[Required action] What's needed is an exact copy of all the data below, without pictures.

[Given records]
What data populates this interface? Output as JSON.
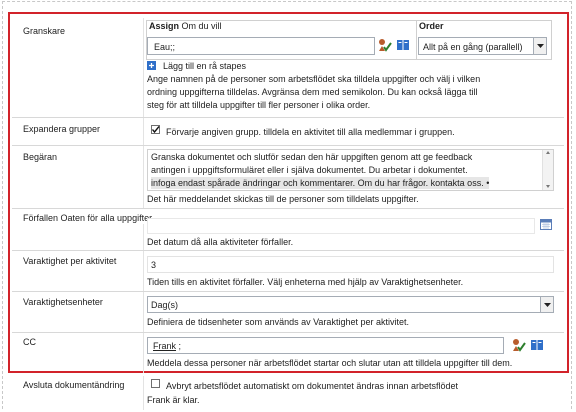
{
  "granskare": {
    "label": "Granskare",
    "assign_header": "Assign",
    "assign_sub": "Om du vill",
    "order_header": "Order",
    "assign_value": "Eau;;",
    "order_value": "Allt på en gång (parallell)",
    "add_stage": "Lägg till en rå stapes",
    "help": [
      "Ange namnen på de personer som arbetsflödet ska tilldela uppgifter och välj i vilken",
      "ordning uppgifterna tilldelas. Avgränsa dem med semikolon. Du kan också lägga till",
      "steg för att tilldela uppgifter till fler personer i olika order."
    ]
  },
  "expandera": {
    "label": "Expandera grupper",
    "checkbox_text": "Förvarje angiven grupp. tilldela en aktivitet till alla medlemmar i gruppen."
  },
  "begaran": {
    "label": "Begäran",
    "lines": [
      "Granska dokumentet och slutför sedan den här uppgiften genom att ge feedback",
      "antingen i uppgiftsformuläret eller i själva dokumentet. Du arbetar i dokumentet.",
      "infoga endast spårade ändringar och kommentarer. Om du har frågor. kontakta oss. •"
    ],
    "help": "Det här meddelandet skickas till de personer som tilldelats uppgifter."
  },
  "forfallen": {
    "label": "Förfallen Oaten för alla uppgifter",
    "help": "Det datum då alla aktiviteter förfaller."
  },
  "varaktighet": {
    "label": "Varaktighet per aktivitet",
    "value": "3",
    "help": "Tiden tills en aktivitet förfaller. Välj enheterna med hjälp av Varaktighetsenheter."
  },
  "enheter": {
    "label": "Varaktighetsenheter",
    "value": "Dag(s)",
    "help": "Definiera de tidsenheter som används av Varaktighet per aktivitet."
  },
  "cc": {
    "label": "CC",
    "value_name": "Frank",
    "value_rest": ";",
    "help": "Meddela dessa personer när arbetsflödet startar och slutar utan att tilldela uppgifter till dem."
  },
  "avsluta": {
    "label": "Avsluta dokumentändring",
    "checkbox_text": "Avbryt arbetsflödet automatiskt om dokumentet ändras innan arbetsflödet",
    "help": "Frank är klar."
  },
  "colors": {
    "red_border": "#d2232a",
    "link_blue": "#0f52b5",
    "icon_blue": "#2f6fc9"
  },
  "icons": [
    "check-names-icon",
    "address-book-icon",
    "add-stage-icon",
    "calendar-icon",
    "dropdown-arrow-icon"
  ]
}
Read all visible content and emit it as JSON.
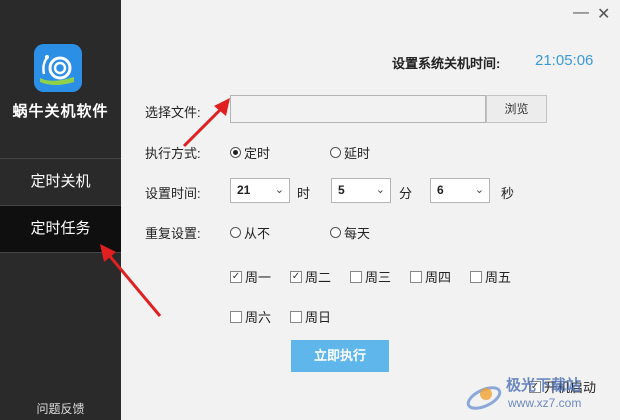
{
  "sidebar": {
    "app_name": "蜗牛关机软件",
    "items": [
      {
        "label": "定时关机"
      },
      {
        "label": "定时任务"
      }
    ],
    "feedback": "问题反馈"
  },
  "window": {
    "minimize": "—",
    "close": "✕"
  },
  "header": {
    "clock_label": "设置系统关机时间:",
    "clock_value": "21:05:06"
  },
  "form": {
    "file_label": "选择文件:",
    "file_value": "",
    "browse_label": "浏览",
    "mode_label": "执行方式:",
    "mode_options": [
      "定时",
      "延时"
    ],
    "mode_selected": "定时",
    "time_label": "设置时间:",
    "hour": "21",
    "hour_unit": "时",
    "minute": "5",
    "minute_unit": "分",
    "second": "6",
    "second_unit": "秒",
    "repeat_label": "重复设置:",
    "repeat_options": [
      "从不",
      "每天"
    ],
    "weekdays": [
      {
        "label": "周一",
        "checked": true
      },
      {
        "label": "周二",
        "checked": true
      },
      {
        "label": "周三",
        "checked": false
      },
      {
        "label": "周四",
        "checked": false
      },
      {
        "label": "周五",
        "checked": false
      },
      {
        "label": "周六",
        "checked": false
      },
      {
        "label": "周日",
        "checked": false
      }
    ],
    "execute_label": "立即执行",
    "autostart_label": "开机启动"
  },
  "watermark": {
    "text": "极光下载站",
    "url": "www.xz7.com"
  },
  "colors": {
    "sidebar": "#2a2a2a",
    "accent": "#5fb6ea",
    "clock": "#3a9ad9",
    "annotation": "#e02020"
  }
}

[Written solution]
What data populates this interface? Output as JSON.
{
  "granskare": {
    "label": "Granskare",
    "assign_header": "Assign",
    "assign_sub": "Om du vill",
    "order_header": "Order",
    "assign_value": "Eau;;",
    "order_value": "Allt på en gång (parallell)",
    "add_stage": "Lägg till en rå stapes",
    "help": [
      "Ange namnen på de personer som arbetsflödet ska tilldela uppgifter och välj i vilken",
      "ordning uppgifterna tilldelas. Avgränsa dem med semikolon. Du kan också lägga till",
      "steg för att tilldela uppgifter till fler personer i olika order."
    ]
  },
  "expandera": {
    "label": "Expandera grupper",
    "checkbox_text": "Förvarje angiven grupp. tilldela en aktivitet till alla medlemmar i gruppen."
  },
  "begaran": {
    "label": "Begäran",
    "lines": [
      "Granska dokumentet och slutför sedan den här uppgiften genom att ge feedback",
      "antingen i uppgiftsformuläret eller i själva dokumentet. Du arbetar i dokumentet.",
      "infoga endast spårade ändringar och kommentarer. Om du har frågor. kontakta oss. •"
    ],
    "help": "Det här meddelandet skickas till de personer som tilldelats uppgifter."
  },
  "forfallen": {
    "label": "Förfallen Oaten för alla uppgifter",
    "help": "Det datum då alla aktiviteter förfaller."
  },
  "varaktighet": {
    "label": "Varaktighet per aktivitet",
    "value": "3",
    "help": "Tiden tills en aktivitet förfaller. Välj enheterna med hjälp av Varaktighetsenheter."
  },
  "enheter": {
    "label": "Varaktighetsenheter",
    "value": "Dag(s)",
    "help": "Definiera de tidsenheter som används av Varaktighet per aktivitet."
  },
  "cc": {
    "label": "CC",
    "value_name": "Frank",
    "value_rest": ";",
    "help": "Meddela dessa personer när arbetsflödet startar och slutar utan att tilldela uppgifter till dem."
  },
  "avsluta": {
    "label": "Avsluta dokumentändring",
    "checkbox_text": "Avbryt arbetsflödet automatiskt om dokumentet ändras innan arbetsflödet",
    "help": "Frank är klar."
  },
  "colors": {
    "red_border": "#d2232a",
    "link_blue": "#0f52b5",
    "icon_blue": "#2f6fc9"
  },
  "icons": [
    "check-names-icon",
    "address-book-icon",
    "add-stage-icon",
    "calendar-icon",
    "dropdown-arrow-icon"
  ]
}
Read all visible content and emit it as JSON.
{
  "sidebar": {
    "app_name": "蜗牛关机软件",
    "items": [
      {
        "label": "定时关机"
      },
      {
        "label": "定时任务"
      }
    ],
    "feedback": "问题反馈"
  },
  "window": {
    "minimize": "—",
    "close": "✕"
  },
  "header": {
    "clock_label": "设置系统关机时间:",
    "clock_value": "21:05:06"
  },
  "form": {
    "file_label": "选择文件:",
    "file_value": "",
    "browse_label": "浏览",
    "mode_label": "执行方式:",
    "mode_options": [
      "定时",
      "延时"
    ],
    "mode_selected": "定时",
    "time_label": "设置时间:",
    "hour": "21",
    "hour_unit": "时",
    "minute": "5",
    "minute_unit": "分",
    "second": "6",
    "second_unit": "秒",
    "repeat_label": "重复设置:",
    "repeat_options": [
      "从不",
      "每天"
    ],
    "weekdays": [
      {
        "label": "周一",
        "checked": true
      },
      {
        "label": "周二",
        "checked": true
      },
      {
        "label": "周三",
        "checked": false
      },
      {
        "label": "周四",
        "checked": false
      },
      {
        "label": "周五",
        "checked": false
      },
      {
        "label": "周六",
        "checked": false
      },
      {
        "label": "周日",
        "checked": false
      }
    ],
    "execute_label": "立即执行",
    "autostart_label": "开机启动"
  },
  "watermark": {
    "text": "极光下载站",
    "url": "www.xz7.com"
  },
  "colors": {
    "sidebar": "#2a2a2a",
    "accent": "#5fb6ea",
    "clock": "#3a9ad9",
    "annotation": "#e02020"
  }
}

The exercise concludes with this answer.